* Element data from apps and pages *
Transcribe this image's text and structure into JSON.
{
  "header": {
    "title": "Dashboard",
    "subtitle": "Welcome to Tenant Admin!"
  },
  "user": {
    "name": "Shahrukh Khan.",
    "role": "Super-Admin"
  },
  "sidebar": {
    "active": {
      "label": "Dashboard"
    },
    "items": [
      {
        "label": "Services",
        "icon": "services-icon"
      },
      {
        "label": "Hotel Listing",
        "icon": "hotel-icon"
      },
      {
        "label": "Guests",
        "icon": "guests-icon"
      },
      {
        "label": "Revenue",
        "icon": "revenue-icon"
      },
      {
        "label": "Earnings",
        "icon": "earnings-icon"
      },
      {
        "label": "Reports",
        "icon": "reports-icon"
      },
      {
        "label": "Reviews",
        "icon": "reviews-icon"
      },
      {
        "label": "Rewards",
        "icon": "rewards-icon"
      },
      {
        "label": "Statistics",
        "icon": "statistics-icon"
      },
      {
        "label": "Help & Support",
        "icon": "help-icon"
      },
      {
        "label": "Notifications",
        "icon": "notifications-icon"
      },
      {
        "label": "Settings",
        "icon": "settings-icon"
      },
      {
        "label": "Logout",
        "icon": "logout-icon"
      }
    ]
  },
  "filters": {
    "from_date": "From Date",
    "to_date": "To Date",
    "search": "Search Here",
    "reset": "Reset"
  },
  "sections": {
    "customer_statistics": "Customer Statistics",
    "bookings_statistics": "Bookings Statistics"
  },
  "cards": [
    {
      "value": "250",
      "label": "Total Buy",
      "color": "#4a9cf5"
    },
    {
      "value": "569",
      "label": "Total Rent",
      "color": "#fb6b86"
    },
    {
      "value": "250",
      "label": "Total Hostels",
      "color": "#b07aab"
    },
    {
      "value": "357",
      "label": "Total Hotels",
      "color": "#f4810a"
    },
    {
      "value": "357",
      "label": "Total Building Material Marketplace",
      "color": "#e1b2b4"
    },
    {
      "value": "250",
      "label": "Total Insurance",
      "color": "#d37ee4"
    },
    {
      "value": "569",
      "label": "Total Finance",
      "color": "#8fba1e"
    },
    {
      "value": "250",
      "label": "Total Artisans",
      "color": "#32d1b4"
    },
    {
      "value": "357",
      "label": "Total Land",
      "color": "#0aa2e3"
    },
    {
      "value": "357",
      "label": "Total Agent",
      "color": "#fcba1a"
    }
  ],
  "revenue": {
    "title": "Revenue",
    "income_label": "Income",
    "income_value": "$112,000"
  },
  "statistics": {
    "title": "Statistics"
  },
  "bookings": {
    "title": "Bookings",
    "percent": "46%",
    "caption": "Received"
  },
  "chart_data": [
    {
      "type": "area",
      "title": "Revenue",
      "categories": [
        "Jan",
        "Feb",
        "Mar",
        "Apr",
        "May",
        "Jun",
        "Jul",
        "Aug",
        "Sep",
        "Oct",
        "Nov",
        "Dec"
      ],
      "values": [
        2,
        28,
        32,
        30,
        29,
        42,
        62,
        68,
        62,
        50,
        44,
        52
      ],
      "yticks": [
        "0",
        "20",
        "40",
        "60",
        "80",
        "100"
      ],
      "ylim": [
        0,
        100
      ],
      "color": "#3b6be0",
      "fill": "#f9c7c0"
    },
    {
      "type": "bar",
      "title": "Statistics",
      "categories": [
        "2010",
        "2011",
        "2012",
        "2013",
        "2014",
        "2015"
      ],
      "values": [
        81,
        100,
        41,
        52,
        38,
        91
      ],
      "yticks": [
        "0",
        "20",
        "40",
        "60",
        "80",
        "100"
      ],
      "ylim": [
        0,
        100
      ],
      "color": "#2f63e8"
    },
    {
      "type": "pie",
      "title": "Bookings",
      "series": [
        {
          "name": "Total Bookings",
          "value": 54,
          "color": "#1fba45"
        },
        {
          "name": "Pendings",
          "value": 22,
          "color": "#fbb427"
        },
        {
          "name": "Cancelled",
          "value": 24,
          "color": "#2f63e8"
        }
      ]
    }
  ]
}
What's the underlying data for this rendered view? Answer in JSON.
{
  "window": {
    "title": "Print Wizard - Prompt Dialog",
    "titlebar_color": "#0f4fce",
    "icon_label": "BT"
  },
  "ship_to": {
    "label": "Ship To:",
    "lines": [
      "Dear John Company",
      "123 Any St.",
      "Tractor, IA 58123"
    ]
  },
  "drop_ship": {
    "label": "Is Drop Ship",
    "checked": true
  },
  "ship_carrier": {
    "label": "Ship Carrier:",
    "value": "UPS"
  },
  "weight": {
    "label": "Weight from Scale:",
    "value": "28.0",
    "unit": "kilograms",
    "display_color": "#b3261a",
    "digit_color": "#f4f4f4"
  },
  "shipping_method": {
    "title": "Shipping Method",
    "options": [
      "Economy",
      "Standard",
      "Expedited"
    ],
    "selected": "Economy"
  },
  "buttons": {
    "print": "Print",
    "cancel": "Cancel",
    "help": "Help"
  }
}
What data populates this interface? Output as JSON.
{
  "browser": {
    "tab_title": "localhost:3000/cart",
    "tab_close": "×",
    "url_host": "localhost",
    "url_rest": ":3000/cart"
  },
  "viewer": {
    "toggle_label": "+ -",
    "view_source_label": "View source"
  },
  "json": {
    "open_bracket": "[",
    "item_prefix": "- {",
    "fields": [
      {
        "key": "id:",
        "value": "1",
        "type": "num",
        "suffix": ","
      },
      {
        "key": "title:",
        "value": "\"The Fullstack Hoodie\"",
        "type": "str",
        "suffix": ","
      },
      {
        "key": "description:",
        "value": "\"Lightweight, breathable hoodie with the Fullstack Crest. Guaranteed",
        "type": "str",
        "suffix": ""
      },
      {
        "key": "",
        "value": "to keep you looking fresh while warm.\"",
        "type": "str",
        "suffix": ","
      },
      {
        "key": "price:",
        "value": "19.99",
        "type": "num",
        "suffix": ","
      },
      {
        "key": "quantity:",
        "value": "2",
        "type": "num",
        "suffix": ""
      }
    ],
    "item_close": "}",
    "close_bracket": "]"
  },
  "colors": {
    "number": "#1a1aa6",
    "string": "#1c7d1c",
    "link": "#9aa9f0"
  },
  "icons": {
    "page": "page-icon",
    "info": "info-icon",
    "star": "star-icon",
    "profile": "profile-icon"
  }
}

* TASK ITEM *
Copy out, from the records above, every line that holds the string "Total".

* OUTPUT *
      "label": "Total Buy",
      "label": "Total Rent",
      "label": "Total Hostels",
      "label": "Total Hotels",
      "label": "Total Building Material Marketplace",
      "label": "Total Insurance",
      "label": "Total Finance",
      "label": "Total Artisans",
      "label": "Total Land",
      "label": "Total Agent",
          "name": "Total Bookings",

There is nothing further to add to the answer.